#### Working data

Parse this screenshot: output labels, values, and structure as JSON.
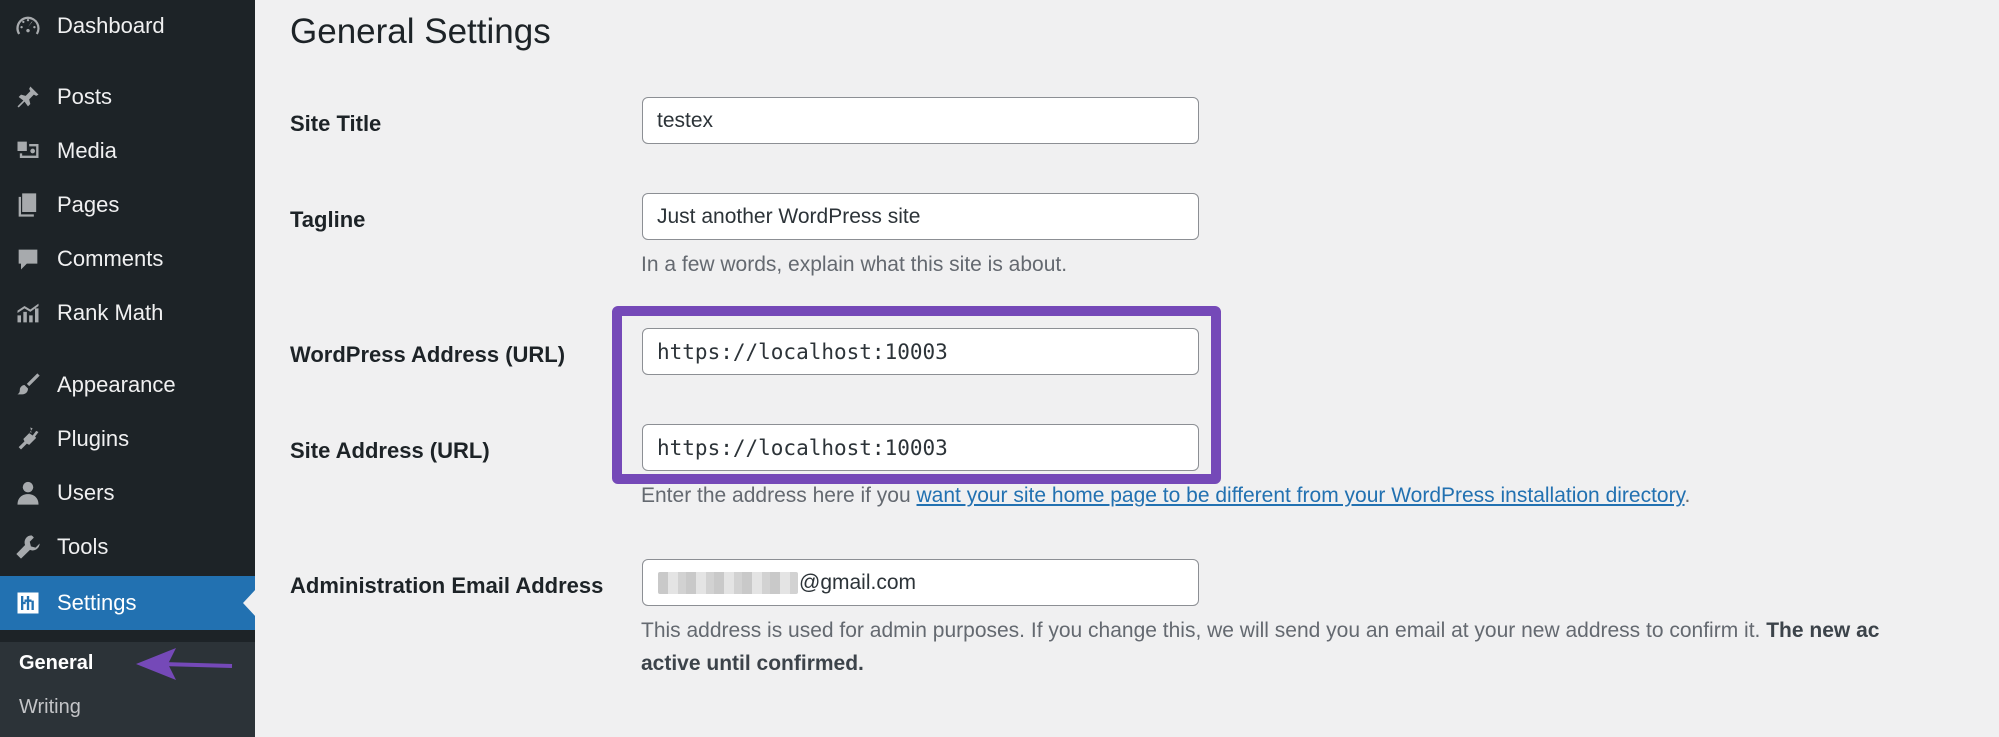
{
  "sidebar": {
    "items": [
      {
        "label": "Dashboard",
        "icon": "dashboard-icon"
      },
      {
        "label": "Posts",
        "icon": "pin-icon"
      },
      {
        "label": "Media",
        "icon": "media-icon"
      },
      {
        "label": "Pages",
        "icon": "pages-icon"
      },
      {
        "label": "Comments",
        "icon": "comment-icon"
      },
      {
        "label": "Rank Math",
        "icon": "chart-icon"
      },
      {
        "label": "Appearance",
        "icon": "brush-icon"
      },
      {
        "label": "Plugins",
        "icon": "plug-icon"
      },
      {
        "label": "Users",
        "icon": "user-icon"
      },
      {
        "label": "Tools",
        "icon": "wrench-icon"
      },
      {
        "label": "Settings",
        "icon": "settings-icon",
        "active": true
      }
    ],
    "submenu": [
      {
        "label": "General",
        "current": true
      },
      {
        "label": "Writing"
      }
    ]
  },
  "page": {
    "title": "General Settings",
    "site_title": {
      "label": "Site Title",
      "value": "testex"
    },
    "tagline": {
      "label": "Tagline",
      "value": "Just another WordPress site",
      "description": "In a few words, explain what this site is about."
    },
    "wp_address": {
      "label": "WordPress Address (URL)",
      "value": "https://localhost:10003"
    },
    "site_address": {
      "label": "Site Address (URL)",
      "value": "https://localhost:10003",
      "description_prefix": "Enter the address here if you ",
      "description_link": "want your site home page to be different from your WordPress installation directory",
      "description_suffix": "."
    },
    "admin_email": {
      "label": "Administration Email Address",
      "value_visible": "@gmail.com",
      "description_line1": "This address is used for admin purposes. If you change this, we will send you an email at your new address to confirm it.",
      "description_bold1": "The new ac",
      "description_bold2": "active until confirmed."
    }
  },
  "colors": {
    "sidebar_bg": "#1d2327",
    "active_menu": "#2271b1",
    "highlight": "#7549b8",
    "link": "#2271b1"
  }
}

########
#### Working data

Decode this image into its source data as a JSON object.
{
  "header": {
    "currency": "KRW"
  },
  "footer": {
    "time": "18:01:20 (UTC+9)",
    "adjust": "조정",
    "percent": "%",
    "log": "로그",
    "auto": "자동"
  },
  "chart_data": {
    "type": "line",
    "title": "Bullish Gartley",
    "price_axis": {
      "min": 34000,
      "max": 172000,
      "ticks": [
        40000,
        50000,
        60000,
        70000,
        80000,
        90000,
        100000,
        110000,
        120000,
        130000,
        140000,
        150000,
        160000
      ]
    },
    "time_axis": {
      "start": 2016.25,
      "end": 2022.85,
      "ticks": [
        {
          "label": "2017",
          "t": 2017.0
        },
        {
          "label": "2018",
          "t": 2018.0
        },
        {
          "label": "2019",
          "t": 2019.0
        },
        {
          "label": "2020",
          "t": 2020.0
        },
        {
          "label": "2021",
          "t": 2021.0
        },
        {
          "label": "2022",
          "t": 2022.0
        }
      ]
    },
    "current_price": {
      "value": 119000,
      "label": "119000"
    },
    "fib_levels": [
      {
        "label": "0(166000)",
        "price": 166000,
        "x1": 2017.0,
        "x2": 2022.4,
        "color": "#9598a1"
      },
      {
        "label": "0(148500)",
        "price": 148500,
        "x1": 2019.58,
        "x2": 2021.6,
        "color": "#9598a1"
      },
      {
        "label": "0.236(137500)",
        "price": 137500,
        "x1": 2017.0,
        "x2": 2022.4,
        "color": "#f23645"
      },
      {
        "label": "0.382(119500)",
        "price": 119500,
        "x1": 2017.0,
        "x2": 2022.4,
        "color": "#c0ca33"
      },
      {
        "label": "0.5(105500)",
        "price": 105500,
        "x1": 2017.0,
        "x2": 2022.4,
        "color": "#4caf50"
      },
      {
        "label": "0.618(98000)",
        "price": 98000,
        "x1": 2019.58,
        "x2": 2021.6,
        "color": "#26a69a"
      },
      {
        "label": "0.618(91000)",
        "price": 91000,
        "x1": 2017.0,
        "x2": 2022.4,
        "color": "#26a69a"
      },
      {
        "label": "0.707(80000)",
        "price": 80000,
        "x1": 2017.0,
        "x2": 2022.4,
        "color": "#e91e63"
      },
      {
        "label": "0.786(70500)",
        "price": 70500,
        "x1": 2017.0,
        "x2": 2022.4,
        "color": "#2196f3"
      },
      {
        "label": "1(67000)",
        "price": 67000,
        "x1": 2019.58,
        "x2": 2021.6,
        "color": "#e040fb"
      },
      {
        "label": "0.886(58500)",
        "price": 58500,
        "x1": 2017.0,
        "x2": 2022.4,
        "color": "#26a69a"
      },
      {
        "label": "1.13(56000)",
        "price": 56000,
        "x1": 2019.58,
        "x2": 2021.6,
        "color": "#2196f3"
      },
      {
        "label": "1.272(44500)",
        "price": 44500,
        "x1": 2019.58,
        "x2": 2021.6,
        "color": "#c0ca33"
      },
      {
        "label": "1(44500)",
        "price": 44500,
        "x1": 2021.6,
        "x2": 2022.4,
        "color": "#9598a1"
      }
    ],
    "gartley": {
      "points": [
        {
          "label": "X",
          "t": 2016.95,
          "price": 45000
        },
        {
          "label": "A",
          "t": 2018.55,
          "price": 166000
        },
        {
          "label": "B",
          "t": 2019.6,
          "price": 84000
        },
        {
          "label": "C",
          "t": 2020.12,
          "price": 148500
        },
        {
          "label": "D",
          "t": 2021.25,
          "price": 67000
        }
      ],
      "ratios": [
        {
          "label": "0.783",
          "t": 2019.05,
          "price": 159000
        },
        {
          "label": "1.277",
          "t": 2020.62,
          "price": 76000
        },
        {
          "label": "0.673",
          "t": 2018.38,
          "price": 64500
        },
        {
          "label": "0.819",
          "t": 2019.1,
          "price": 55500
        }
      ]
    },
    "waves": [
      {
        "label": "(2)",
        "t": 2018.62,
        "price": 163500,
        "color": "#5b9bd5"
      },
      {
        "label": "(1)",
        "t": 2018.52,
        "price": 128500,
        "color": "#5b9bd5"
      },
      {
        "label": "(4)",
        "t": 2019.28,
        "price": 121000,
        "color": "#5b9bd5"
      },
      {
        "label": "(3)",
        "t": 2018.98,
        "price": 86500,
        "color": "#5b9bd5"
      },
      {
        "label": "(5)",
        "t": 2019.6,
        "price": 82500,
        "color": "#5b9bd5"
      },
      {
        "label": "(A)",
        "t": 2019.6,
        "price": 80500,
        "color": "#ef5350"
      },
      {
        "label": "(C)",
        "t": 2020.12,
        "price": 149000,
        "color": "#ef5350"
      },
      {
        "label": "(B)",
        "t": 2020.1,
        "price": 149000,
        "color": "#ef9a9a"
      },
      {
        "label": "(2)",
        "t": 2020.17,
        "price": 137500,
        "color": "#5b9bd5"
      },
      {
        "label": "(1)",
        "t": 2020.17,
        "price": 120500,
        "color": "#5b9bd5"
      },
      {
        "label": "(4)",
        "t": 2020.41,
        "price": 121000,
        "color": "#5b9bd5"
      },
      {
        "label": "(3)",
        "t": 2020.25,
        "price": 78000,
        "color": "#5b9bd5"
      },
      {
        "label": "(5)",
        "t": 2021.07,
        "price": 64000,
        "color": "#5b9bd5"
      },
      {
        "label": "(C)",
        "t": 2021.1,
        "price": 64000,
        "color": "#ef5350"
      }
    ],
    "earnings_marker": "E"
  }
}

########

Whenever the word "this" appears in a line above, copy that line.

**Reply:**
Parse this screenshot: output labels, values, and structure as JSON.
      "description": "In a few words, explain what this site is about."
      "description_line1": "This address is used for admin purposes. If you change this, we will send you an email at your new address to confirm it.",
Decode this image into its source data as a JSON object.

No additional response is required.